**App and web page records**

********

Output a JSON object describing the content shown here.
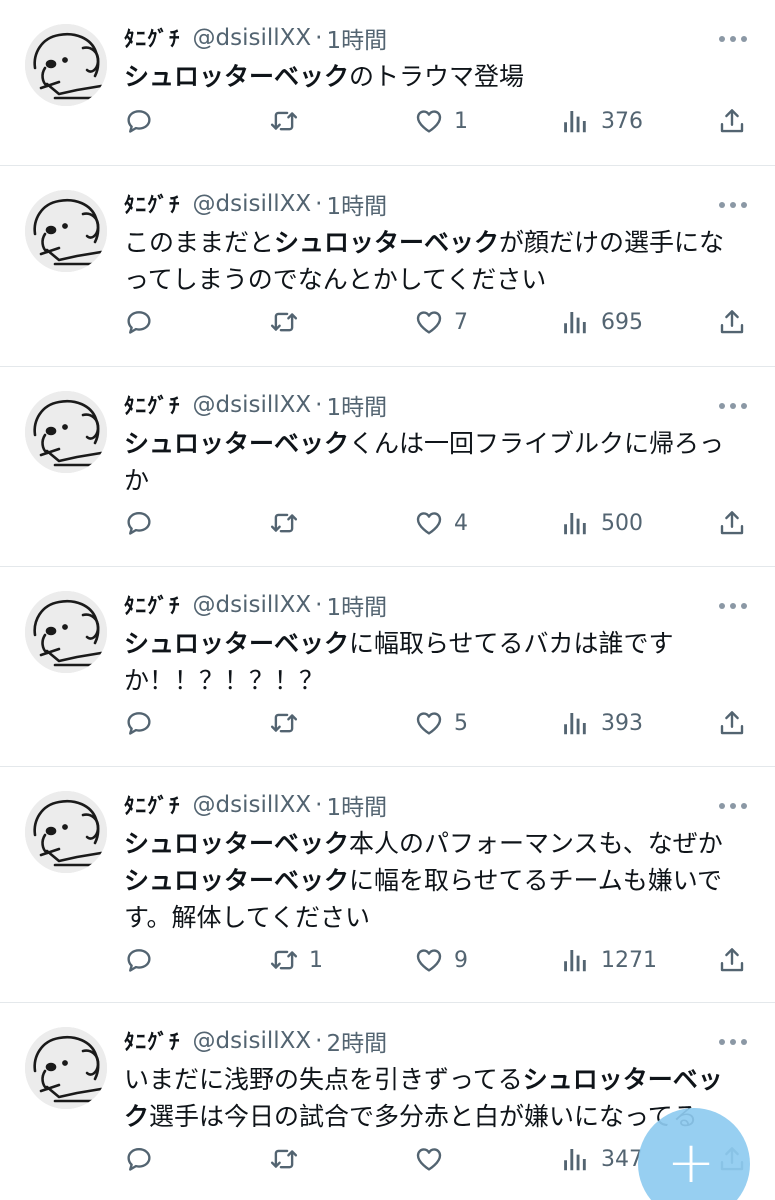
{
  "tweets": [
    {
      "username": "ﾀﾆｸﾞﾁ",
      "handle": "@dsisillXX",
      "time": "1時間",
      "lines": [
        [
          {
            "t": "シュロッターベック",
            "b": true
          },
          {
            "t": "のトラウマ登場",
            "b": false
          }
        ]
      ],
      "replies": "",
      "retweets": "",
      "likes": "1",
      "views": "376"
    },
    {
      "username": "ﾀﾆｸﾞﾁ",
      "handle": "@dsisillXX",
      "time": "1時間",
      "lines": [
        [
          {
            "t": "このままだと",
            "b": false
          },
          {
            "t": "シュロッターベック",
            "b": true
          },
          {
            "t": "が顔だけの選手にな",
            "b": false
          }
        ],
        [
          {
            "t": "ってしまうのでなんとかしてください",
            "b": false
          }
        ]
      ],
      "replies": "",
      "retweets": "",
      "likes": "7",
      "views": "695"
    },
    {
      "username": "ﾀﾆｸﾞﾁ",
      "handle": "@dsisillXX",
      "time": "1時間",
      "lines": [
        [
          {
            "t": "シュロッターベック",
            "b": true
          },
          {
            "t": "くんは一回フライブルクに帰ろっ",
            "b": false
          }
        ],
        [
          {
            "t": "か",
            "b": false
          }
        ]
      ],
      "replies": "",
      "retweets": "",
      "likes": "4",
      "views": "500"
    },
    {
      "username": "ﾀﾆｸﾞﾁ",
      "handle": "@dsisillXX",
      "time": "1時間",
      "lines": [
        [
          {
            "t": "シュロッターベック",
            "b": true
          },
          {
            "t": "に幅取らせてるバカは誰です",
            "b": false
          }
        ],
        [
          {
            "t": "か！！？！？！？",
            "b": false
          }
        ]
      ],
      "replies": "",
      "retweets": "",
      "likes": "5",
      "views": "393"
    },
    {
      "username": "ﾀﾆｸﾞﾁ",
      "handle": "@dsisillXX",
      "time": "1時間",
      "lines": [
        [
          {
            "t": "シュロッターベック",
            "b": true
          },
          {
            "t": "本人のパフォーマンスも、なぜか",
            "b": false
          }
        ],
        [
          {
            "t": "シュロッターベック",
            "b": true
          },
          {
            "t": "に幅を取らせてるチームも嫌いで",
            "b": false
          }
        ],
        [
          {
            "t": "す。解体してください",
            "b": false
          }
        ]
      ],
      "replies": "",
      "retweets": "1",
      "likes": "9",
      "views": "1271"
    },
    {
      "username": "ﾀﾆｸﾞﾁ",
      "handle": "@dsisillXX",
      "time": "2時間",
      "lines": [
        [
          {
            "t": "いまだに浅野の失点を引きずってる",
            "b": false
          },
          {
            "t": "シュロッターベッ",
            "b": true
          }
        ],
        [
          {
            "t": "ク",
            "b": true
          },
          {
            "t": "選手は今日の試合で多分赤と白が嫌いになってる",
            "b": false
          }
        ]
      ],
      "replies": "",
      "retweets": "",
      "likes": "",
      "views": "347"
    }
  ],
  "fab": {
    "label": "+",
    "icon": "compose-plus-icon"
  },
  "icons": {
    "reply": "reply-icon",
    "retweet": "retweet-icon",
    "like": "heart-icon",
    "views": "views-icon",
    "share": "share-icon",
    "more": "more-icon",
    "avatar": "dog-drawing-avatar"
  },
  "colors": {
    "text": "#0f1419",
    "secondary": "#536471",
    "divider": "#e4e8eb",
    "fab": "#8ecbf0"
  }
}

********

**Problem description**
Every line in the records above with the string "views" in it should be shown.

**Expected output**
      "views": "376"
      "views": "695"
      "views": "500"
      "views": "393"
      "views": "1271"
      "views": "347"
    "views": "views-icon",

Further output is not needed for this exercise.